Polinchock made frequent reference to Encyclopedia Britannica sticking to their business model of selling information a letter book at a time for decades, ignoring that consumers were changing their consuption habits. Wikipedia may not be as trustworthy, but it’s instant and intuitive.

This is why it’s imperative for companies to reevaluate their approach to ROI, instead focusing on Return On Innovation as they weigh marketing strategies and tactics for the short and long term.

Technology You Won’t Be Able to Live Without 10 Years From Now

  • QR codes: tiny graphics that can be photographed/scanned to pull data or direct to a Web site
  • Real-time video: Companies like Qik already allow consumers to stream to the Web live from their phones. Can you imagine the implications of going to a concert where people are streaming the show live?

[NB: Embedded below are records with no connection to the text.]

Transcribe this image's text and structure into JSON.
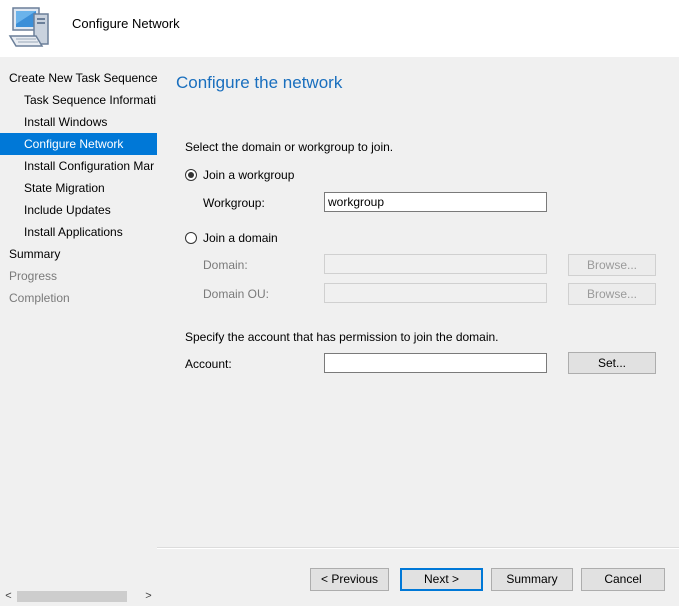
{
  "window": {
    "title": "Configure Network",
    "icon": "computer-icon"
  },
  "sidebar": {
    "items": [
      {
        "label": "Create New Task Sequence",
        "state": "normal",
        "level": 0
      },
      {
        "label": "Task Sequence Informati",
        "state": "normal",
        "level": 1
      },
      {
        "label": "Install Windows",
        "state": "normal",
        "level": 1
      },
      {
        "label": "Configure Network",
        "state": "selected",
        "level": 1
      },
      {
        "label": "Install Configuration Mar",
        "state": "normal",
        "level": 1
      },
      {
        "label": "State Migration",
        "state": "normal",
        "level": 1
      },
      {
        "label": "Include Updates",
        "state": "normal",
        "level": 1
      },
      {
        "label": "Install Applications",
        "state": "normal",
        "level": 1
      },
      {
        "label": "Summary",
        "state": "normal",
        "level": 0
      },
      {
        "label": "Progress",
        "state": "disabled",
        "level": 0
      },
      {
        "label": "Completion",
        "state": "disabled",
        "level": 0
      }
    ],
    "scroll_left": "<",
    "scroll_right": ">"
  },
  "main": {
    "title": "Configure the network",
    "instruction": "Select the domain or workgroup to join.",
    "workgroup_radio": {
      "label": "Join a workgroup",
      "checked": true
    },
    "workgroup_field": {
      "label": "Workgroup:",
      "value": "workgroup"
    },
    "domain_radio": {
      "label": "Join a domain",
      "checked": false
    },
    "domain_field": {
      "label": "Domain:",
      "value": "",
      "browse": "Browse..."
    },
    "domain_ou_field": {
      "label": "Domain OU:",
      "value": "",
      "browse": "Browse..."
    },
    "account_instruction": "Specify the account that has permission to join the domain.",
    "account_field": {
      "label": "Account:",
      "value": "",
      "set": "Set..."
    }
  },
  "footer": {
    "previous": "< Previous",
    "next": "Next >",
    "summary": "Summary",
    "cancel": "Cancel"
  },
  "colors": {
    "accent": "#0078d7",
    "title": "#1a6fbe"
  }
}
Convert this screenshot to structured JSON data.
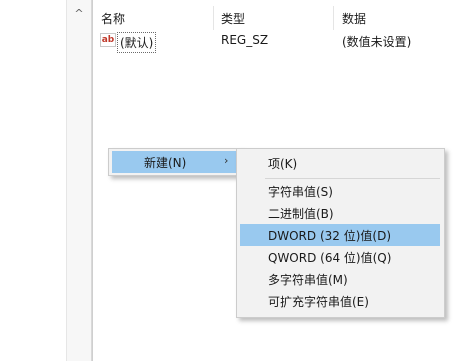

It’s coming. (NOTE: This is one of my big concepts I’ve been talking about for a few years, actually. I want to go to YouTube Live and see 2,000 live feeds from fans at a Radiohead concert in Madrid by 2012. We’ll see…)
  • Ordering a Big Mac using RFID: The concept of ordering food by pointing your phone to the food you want, getting txt updates when it’s ready, billing it to your cell phone bill and your food knowing where you’re sitting in the restaurant. RFID has huge potential.
  • Visual search: the concept of typing “lime green shoelaces” into Google and getting 18,000 text results will seem archaic. We process visual information faster (don’t have to read). Like.com already lets you shop visually for shoes and handbags.


  • Don’t take technology for granted
  • Consumers get spoiled easily – expectations are high
  • Innovation happens – what are you going to do?
  • Evolve or die
  • Suspend disbelief in order to get smart
  • No “no risk”

Create customer engagements that are:

  • As intuitive as play
  • and are as emotional as film.

The panel ended with Polinchock showcasing this awesome interactive program for MSNBC NewsBreaker that allows cinema audiences to control the game. I took some video of the panel audience controlling the game:

Please leave comments over at Social Studies.